Car dealers are hoping for more used car sales so there is more potential to pork. The state wants more upfront money and already has the mechanism to increase the tax rate in place. Who do you see as the winners and losers on this one?

1

USTPC 1 year, 5 months ago

Good questions. I would add one more.

Will the vehicle value on transactions between private parties be based on the "private party value" or on the "retail value"?

Logic would say private party but since the government is involved you throw logic out the window.

0

USTPC 1 year, 5 months ago

Let's see if I understand how the bill works.

1) All vehicle sales whether new or used, whether between private citizens or dealers will be charged 6.5% (with the potential to go as high as 9% in the coming years) at the time of purchase as of March 1 2013.

2) All vehicles purchased on or after March 1, 2013 will no longer pay an ad valorum tax on the vehicle.

3) All vehicles purchased or owned prior to March 1, 2013 will continue to pay the ad valorum tax even if the ad valorum taxes already paid exceeds the 6.5% title fee of the value of the vehicle when it was originally purchased.

Yep, typical government shafting of taxpaying citizens. I hope everyone has some KY handy to ease some of the pain.

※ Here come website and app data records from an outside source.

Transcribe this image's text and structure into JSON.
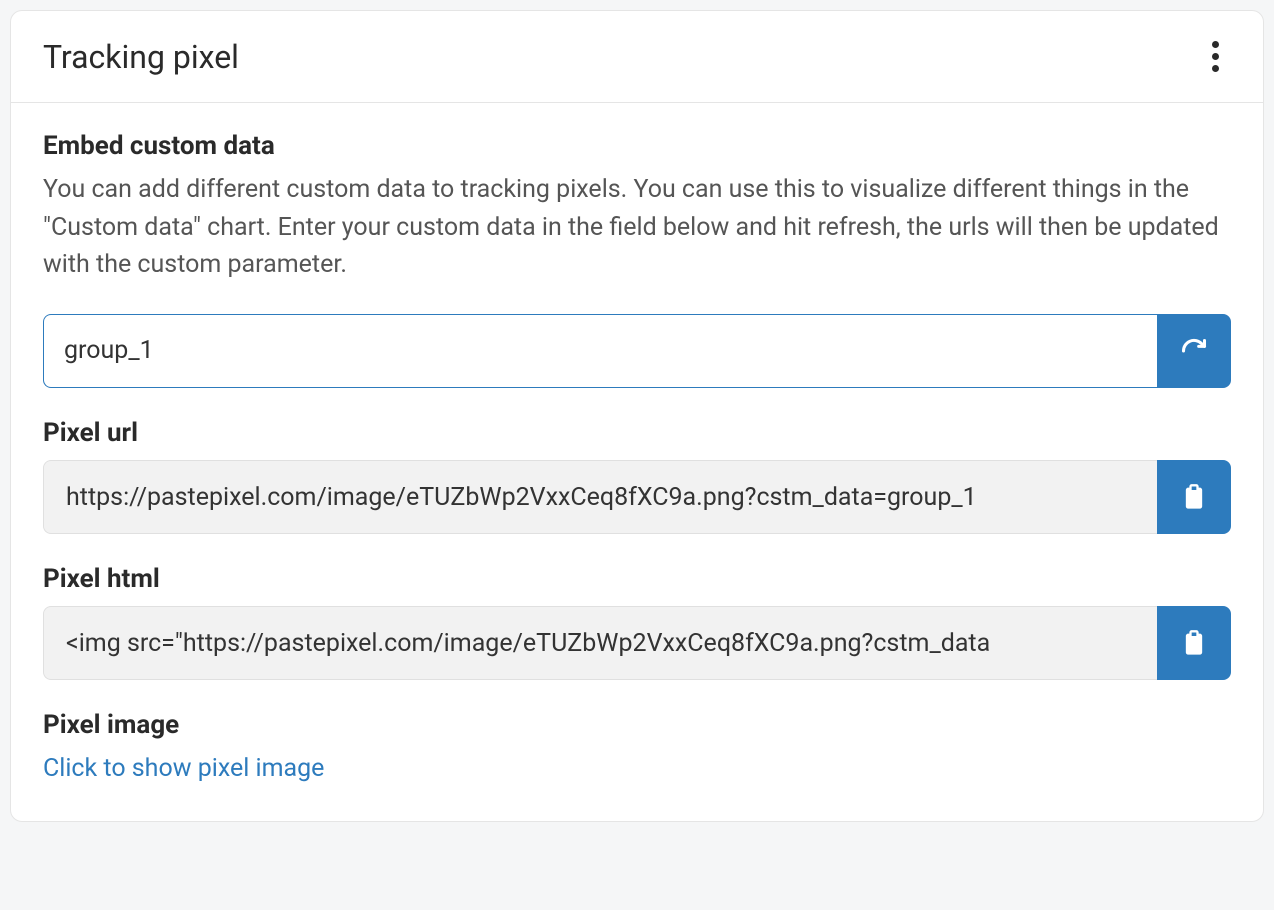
{
  "header": {
    "title": "Tracking pixel"
  },
  "embed": {
    "title": "Embed custom data",
    "description": "You can add different custom data to tracking pixels. You can use this to visualize different things in the \"Custom data\" chart. Enter your custom data in the field below and hit refresh, the urls will then be updated with the custom parameter.",
    "input_value": "group_1"
  },
  "pixel_url": {
    "label": "Pixel url",
    "value": "https://pastepixel.com/image/eTUZbWp2VxxCeq8fXC9a.png?cstm_data=group_1"
  },
  "pixel_html": {
    "label": "Pixel html",
    "value": "<img src=\"https://pastepixel.com/image/eTUZbWp2VxxCeq8fXC9a.png?cstm_data"
  },
  "pixel_image": {
    "label": "Pixel image",
    "link_text": "Click to show pixel image"
  }
}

Oh, and to all you car dealers jumping for joy about this, I still will not buy my vehicle from you. I will continue to purchase it from an individual. I may get shafted by the government, which is painful enough, but I am not going to add to that pain by getting shafted by a car dealer as well.

0

FryarTuk 1 year, 5 months ago

DOR summary of ad valorem taxes as it was passed last year. May change. http://www.accg.org/library/ACCG_HB386_Tax%20Reform%20Legislation%20Overview.pdf.

I infer from DOR chart that after year of new purchase, ad valorem taxes will continue to be paid on all vehicles. Perhaps the AH writer will ask Denver Hooten. Thanks for your note USTPC. This is not a law which helps job development because it smacks down small business and middle class taxpayers. John Prince owns several vehicle dealerships and I believe is a good person, the law may help him in a backhanded manner but I fail to see how it helps his leasing folks. It sure doesn't help the small businesses and taxpayers that lease (25% of new car purchases). The bill is designed for the large corporate entitities that pay taxes on energy use. If it is a bad tax then stop it but don't shift the burden on to the middle class and small businesses. This redistribution of wealth takes from the midlings and gives to the politicians and big guys. For the life of me, I can't understand the particular AH writer's incomplete reporting. Politics makes strange bedfellows.

0

trudy2 1 year, 5 months ago

And I thought the crooks were in D.C.

0

Sherwood_Eagle_Alum 1 year, 5 months ago

Not about leveling any play fields, but rather about implementing new means to collect tax revenue.

1

rightasrain 1 year, 5 months ago

Just wait...the next move will be to increase the tag fee. BTW, Ed Rynders said that he would welcome his constituents telephone calls and emails; let's light up his phone and send the emails. He's already feeling the heat and will be quite defensive when confronted about his part in all of this!

0

ustaknow 1 year, 5 months ago

Basically, it is double taxation. The cars have already been taxed once before at original point of sale. So to tax it again and again ( every time it is sold) is just paying taxes over and over for the same thing.

0

Sign in to comment